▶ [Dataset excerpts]
◇ ◇ ◇ ◇ ◇ ◇ ◇
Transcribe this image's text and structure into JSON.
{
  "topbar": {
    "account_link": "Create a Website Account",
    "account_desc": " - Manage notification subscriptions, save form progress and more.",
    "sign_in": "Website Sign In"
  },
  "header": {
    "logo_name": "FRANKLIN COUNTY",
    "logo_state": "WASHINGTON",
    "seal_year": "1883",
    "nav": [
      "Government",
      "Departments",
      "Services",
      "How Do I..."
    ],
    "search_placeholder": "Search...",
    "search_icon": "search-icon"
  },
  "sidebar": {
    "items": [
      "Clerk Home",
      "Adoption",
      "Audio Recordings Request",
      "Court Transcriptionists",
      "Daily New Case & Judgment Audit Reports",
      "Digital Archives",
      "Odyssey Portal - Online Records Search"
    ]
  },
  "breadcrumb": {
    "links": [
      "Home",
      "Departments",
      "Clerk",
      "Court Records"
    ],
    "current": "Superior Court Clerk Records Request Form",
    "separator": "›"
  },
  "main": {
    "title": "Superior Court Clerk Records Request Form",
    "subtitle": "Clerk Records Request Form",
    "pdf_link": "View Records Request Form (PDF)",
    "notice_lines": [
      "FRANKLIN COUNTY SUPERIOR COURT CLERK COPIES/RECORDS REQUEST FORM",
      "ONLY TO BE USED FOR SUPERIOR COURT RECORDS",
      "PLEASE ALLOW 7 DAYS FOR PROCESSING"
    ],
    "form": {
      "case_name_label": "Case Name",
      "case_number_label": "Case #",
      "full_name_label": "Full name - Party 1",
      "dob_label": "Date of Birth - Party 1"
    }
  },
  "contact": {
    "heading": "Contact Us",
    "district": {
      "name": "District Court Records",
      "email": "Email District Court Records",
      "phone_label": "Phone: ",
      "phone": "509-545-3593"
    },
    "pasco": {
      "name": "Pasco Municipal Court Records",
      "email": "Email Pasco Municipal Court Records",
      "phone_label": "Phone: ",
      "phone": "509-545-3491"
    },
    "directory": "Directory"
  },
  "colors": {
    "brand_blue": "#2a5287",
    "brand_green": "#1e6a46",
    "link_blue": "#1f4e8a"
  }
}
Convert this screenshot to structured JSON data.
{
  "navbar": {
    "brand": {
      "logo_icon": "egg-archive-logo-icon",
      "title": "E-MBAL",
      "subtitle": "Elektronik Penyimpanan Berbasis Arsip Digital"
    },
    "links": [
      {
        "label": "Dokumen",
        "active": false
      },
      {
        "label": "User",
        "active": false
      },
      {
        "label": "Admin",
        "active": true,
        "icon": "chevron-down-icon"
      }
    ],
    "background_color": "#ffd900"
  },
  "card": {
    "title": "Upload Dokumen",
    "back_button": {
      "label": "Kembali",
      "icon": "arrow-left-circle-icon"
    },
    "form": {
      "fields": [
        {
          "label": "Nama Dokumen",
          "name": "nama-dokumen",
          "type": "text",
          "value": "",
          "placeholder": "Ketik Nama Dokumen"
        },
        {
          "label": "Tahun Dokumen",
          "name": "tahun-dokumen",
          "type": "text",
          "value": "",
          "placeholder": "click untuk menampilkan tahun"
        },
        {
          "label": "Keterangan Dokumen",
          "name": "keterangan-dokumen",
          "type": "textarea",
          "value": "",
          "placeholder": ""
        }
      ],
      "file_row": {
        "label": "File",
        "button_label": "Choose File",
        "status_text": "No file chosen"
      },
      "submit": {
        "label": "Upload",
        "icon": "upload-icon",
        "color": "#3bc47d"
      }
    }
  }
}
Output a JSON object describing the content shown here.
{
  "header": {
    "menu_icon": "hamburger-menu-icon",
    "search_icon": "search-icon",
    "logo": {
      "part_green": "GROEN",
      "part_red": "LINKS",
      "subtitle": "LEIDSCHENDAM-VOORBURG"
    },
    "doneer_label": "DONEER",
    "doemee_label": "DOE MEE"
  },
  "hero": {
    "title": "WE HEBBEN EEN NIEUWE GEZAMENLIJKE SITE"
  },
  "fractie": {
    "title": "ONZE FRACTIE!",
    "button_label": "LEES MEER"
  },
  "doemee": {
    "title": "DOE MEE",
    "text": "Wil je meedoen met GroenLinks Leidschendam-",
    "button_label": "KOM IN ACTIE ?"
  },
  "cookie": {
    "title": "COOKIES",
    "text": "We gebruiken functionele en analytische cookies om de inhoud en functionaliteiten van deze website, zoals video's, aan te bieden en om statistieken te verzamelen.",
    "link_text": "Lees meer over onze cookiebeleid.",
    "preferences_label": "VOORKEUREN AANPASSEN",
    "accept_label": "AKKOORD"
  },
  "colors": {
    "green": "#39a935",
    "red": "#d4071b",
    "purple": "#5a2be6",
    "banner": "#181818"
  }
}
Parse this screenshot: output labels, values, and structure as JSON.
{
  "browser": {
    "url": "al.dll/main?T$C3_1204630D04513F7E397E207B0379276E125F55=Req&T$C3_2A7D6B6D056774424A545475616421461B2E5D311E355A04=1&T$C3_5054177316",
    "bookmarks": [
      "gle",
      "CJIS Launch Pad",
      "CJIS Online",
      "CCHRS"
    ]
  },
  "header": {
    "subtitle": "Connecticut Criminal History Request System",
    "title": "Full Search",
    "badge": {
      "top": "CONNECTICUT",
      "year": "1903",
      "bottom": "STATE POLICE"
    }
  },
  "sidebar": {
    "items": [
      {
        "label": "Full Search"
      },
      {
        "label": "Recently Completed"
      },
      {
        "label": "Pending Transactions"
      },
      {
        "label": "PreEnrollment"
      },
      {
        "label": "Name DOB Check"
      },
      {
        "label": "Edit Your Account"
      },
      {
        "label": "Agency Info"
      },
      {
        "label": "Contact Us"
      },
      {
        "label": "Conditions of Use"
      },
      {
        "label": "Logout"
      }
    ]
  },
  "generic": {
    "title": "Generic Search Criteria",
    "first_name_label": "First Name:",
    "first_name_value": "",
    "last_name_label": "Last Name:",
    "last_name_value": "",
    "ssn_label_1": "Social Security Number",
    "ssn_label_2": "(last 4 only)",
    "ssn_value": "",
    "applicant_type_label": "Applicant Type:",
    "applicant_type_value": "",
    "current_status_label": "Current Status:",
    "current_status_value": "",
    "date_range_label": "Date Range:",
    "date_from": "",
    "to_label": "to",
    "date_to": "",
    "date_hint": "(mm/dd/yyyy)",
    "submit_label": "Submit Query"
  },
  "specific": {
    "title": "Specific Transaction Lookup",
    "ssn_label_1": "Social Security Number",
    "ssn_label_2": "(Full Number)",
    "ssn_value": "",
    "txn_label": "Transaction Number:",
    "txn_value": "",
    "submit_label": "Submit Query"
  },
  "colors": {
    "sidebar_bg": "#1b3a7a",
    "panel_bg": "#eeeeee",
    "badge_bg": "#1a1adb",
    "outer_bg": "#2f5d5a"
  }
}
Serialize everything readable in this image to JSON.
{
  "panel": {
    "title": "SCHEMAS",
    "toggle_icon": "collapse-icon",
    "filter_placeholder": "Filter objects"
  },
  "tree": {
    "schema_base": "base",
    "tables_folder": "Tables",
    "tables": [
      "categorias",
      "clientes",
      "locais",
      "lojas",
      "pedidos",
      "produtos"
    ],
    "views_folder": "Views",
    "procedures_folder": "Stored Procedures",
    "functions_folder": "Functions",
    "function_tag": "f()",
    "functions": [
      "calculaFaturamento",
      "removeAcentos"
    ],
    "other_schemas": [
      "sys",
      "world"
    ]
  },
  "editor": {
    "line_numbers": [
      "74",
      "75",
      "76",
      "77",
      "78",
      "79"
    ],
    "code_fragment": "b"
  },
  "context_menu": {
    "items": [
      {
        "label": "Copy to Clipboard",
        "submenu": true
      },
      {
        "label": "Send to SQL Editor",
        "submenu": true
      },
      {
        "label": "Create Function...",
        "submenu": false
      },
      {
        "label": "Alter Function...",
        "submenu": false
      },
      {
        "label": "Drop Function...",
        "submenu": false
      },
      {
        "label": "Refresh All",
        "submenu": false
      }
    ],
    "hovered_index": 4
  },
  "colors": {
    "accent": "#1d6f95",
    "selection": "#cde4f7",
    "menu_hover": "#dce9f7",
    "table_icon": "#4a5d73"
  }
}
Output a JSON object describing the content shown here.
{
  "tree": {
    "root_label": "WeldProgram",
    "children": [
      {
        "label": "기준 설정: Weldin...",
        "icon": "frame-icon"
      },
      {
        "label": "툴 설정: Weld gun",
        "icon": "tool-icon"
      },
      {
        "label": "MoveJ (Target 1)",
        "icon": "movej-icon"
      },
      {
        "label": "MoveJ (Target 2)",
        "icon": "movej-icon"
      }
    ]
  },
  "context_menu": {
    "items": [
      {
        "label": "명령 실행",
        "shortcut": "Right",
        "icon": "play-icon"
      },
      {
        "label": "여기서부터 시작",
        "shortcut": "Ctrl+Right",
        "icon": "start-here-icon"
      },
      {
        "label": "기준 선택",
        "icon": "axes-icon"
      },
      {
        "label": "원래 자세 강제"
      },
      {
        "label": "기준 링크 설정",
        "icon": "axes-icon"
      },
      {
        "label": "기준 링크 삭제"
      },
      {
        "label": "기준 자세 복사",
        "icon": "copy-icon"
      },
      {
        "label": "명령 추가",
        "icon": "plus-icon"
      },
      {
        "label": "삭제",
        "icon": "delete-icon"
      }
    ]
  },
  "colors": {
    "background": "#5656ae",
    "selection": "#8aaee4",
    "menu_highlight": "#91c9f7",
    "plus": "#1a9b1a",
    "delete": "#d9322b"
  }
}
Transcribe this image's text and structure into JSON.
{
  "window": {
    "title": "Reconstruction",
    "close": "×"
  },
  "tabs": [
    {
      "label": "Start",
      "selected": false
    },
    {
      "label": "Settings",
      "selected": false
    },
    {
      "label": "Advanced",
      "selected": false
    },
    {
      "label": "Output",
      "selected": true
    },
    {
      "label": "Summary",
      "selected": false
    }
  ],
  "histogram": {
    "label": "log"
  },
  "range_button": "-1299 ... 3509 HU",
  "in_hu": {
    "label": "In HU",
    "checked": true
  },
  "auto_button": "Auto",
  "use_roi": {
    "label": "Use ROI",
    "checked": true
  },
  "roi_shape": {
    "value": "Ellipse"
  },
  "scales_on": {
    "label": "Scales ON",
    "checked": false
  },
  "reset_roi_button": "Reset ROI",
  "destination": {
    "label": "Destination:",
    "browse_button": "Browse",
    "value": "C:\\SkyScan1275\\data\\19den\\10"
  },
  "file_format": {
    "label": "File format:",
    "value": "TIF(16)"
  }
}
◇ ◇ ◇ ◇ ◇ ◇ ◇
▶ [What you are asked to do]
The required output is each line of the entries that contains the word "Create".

▶ [Reply]
    "account_link": "Create a Website Account",
        "label": "Create Function...",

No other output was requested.